[TASK DIRECTIONS]
Drop every picture. Return the rest of the entries exactly.

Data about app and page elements
◆ ◆ ◆ ◆ ◆

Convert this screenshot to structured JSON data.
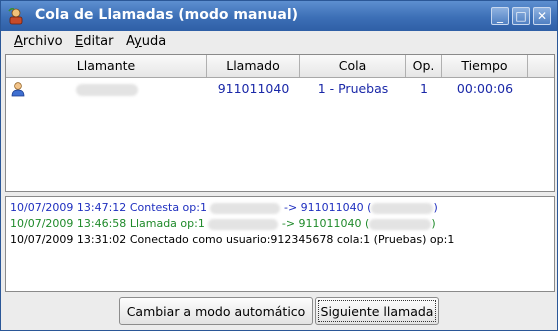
{
  "window": {
    "title": "Cola de Llamadas (modo manual)",
    "controls": {
      "minimize": "_",
      "maximize": "□",
      "close": "✕"
    }
  },
  "menu": [
    {
      "pre": "",
      "u": "A",
      "post": "rchivo"
    },
    {
      "pre": "",
      "u": "E",
      "post": "ditar"
    },
    {
      "pre": "A",
      "u": "y",
      "post": "uda"
    }
  ],
  "table": {
    "columns": [
      "Llamante",
      "Llamado",
      "Cola",
      "Op.",
      "Tiempo"
    ],
    "rows": [
      {
        "llamante": "",
        "llamado": "911011040",
        "cola": "1 - Pruebas",
        "op": "1",
        "tiempo": "00:00:06"
      }
    ]
  },
  "log": [
    {
      "date": "10/07/2009 13:47:12",
      "text_before": "Contesta op:1",
      "text_after": "-> 911011040 (",
      "text_end": ")",
      "color": "#1f2fbf"
    },
    {
      "date": "10/07/2009 13:46:58",
      "text_before": "Llamada op:1",
      "text_after": "-> 911011040 (",
      "text_end": ")",
      "color": "#1f8a2a"
    },
    {
      "date": "10/07/2009 13:31:02",
      "text_before": "Conectado como usuario:912345678 cola:1 (Pruebas) op:1",
      "text_after": "",
      "text_end": "",
      "color": "#000000"
    }
  ],
  "buttons": {
    "auto": "Cambiar a modo automático",
    "next": "Siguiente llamada"
  }
}
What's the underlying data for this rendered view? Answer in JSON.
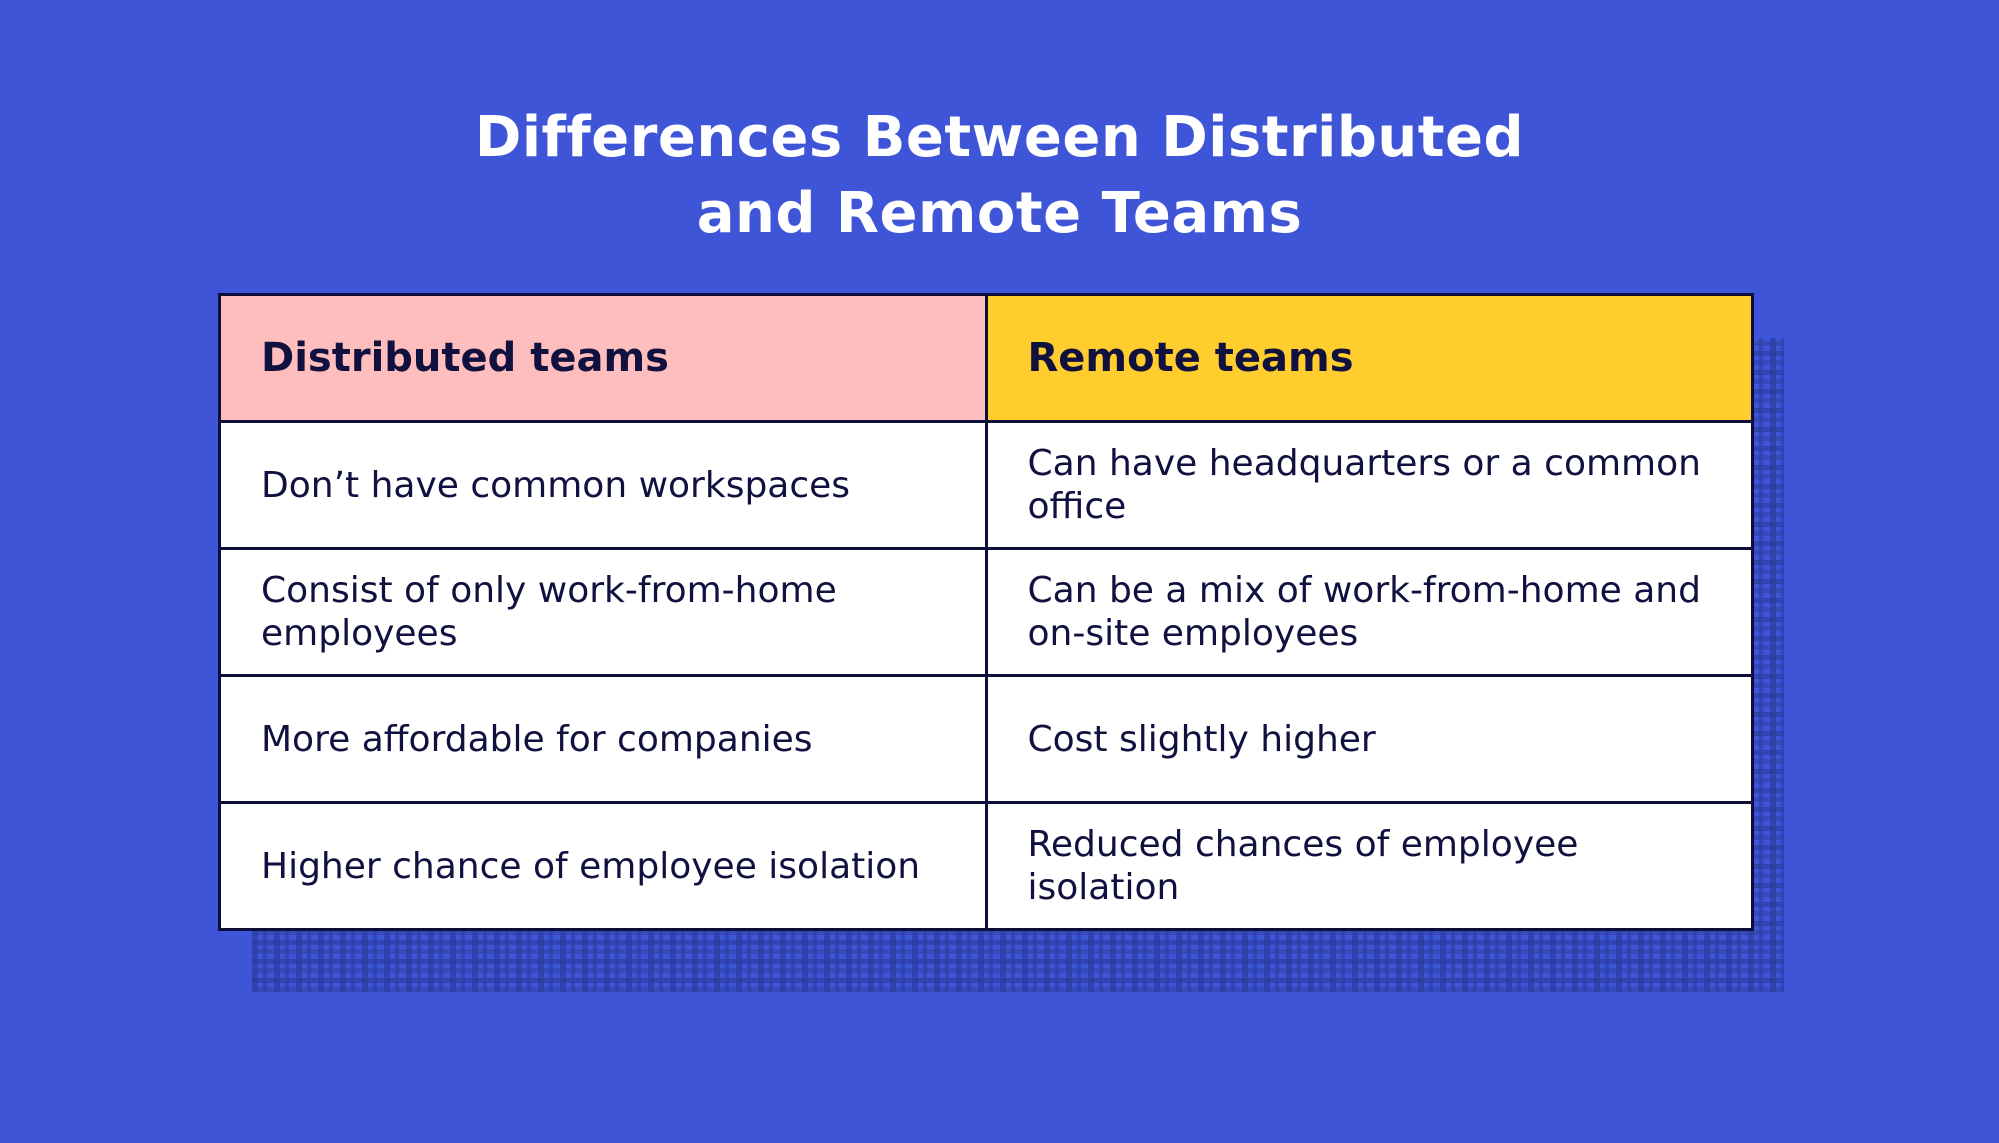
{
  "title": {
    "line1": "Differences Between Distributed",
    "line2": "and Remote Teams"
  },
  "colors": {
    "background": "#3f55d8",
    "header_distributed": "#ffbebe",
    "header_remote": "#ffcd2e",
    "border": "#0e0e3a",
    "text": "#111140"
  },
  "table": {
    "headers": [
      "Distributed teams",
      "Remote teams"
    ],
    "rows": [
      [
        "Don’t have common workspaces",
        "Can have headquarters or a common office"
      ],
      [
        "Consist of only work-from-home employees",
        "Can be a mix of work-from-home and on-site employees"
      ],
      [
        "More affordable for companies",
        "Cost slightly higher"
      ],
      [
        "Higher chance of employee isolation",
        "Reduced chances of employee isolation"
      ]
    ]
  }
}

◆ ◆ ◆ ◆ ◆

[EXERCISE OUTPUT]
Convert this screenshot to structured JSON data.
{
  "window": {
    "title": "Cola de Llamadas (modo manual)",
    "controls": {
      "minimize": "_",
      "maximize": "□",
      "close": "✕"
    }
  },
  "menu": [
    {
      "pre": "",
      "u": "A",
      "post": "rchivo"
    },
    {
      "pre": "",
      "u": "E",
      "post": "ditar"
    },
    {
      "pre": "A",
      "u": "y",
      "post": "uda"
    }
  ],
  "table": {
    "columns": [
      "Llamante",
      "Llamado",
      "Cola",
      "Op.",
      "Tiempo"
    ],
    "rows": [
      {
        "llamante": "",
        "llamado": "911011040",
        "cola": "1 - Pruebas",
        "op": "1",
        "tiempo": "00:00:06"
      }
    ]
  },
  "log": [
    {
      "date": "10/07/2009 13:47:12",
      "text_before": "Contesta op:1",
      "text_after": "-> 911011040 (",
      "text_end": ")",
      "color": "#1f2fbf"
    },
    {
      "date": "10/07/2009 13:46:58",
      "text_before": "Llamada op:1",
      "text_after": "-> 911011040 (",
      "text_end": ")",
      "color": "#1f8a2a"
    },
    {
      "date": "10/07/2009 13:31:02",
      "text_before": "Conectado como usuario:912345678 cola:1 (Pruebas) op:1",
      "text_after": "",
      "text_end": "",
      "color": "#000000"
    }
  ],
  "buttons": {
    "auto": "Cambiar a modo automático",
    "next": "Siguiente llamada"
  }
}
What's the underlying data for this rendered view? Answer in JSON.
{
  "title": {
    "line1": "Differences Between Distributed",
    "line2": "and Remote Teams"
  },
  "colors": {
    "background": "#3f55d8",
    "header_distributed": "#ffbebe",
    "header_remote": "#ffcd2e",
    "border": "#0e0e3a",
    "text": "#111140"
  },
  "table": {
    "headers": [
      "Distributed teams",
      "Remote teams"
    ],
    "rows": [
      [
        "Don’t have common workspaces",
        "Can have headquarters or a common office"
      ],
      [
        "Consist of only work-from-home employees",
        "Can be a mix of work-from-home and on-site employees"
      ],
      [
        "More affordable for companies",
        "Cost slightly higher"
      ],
      [
        "Higher chance of employee isolation",
        "Reduced chances of employee isolation"
      ]
    ]
  }
}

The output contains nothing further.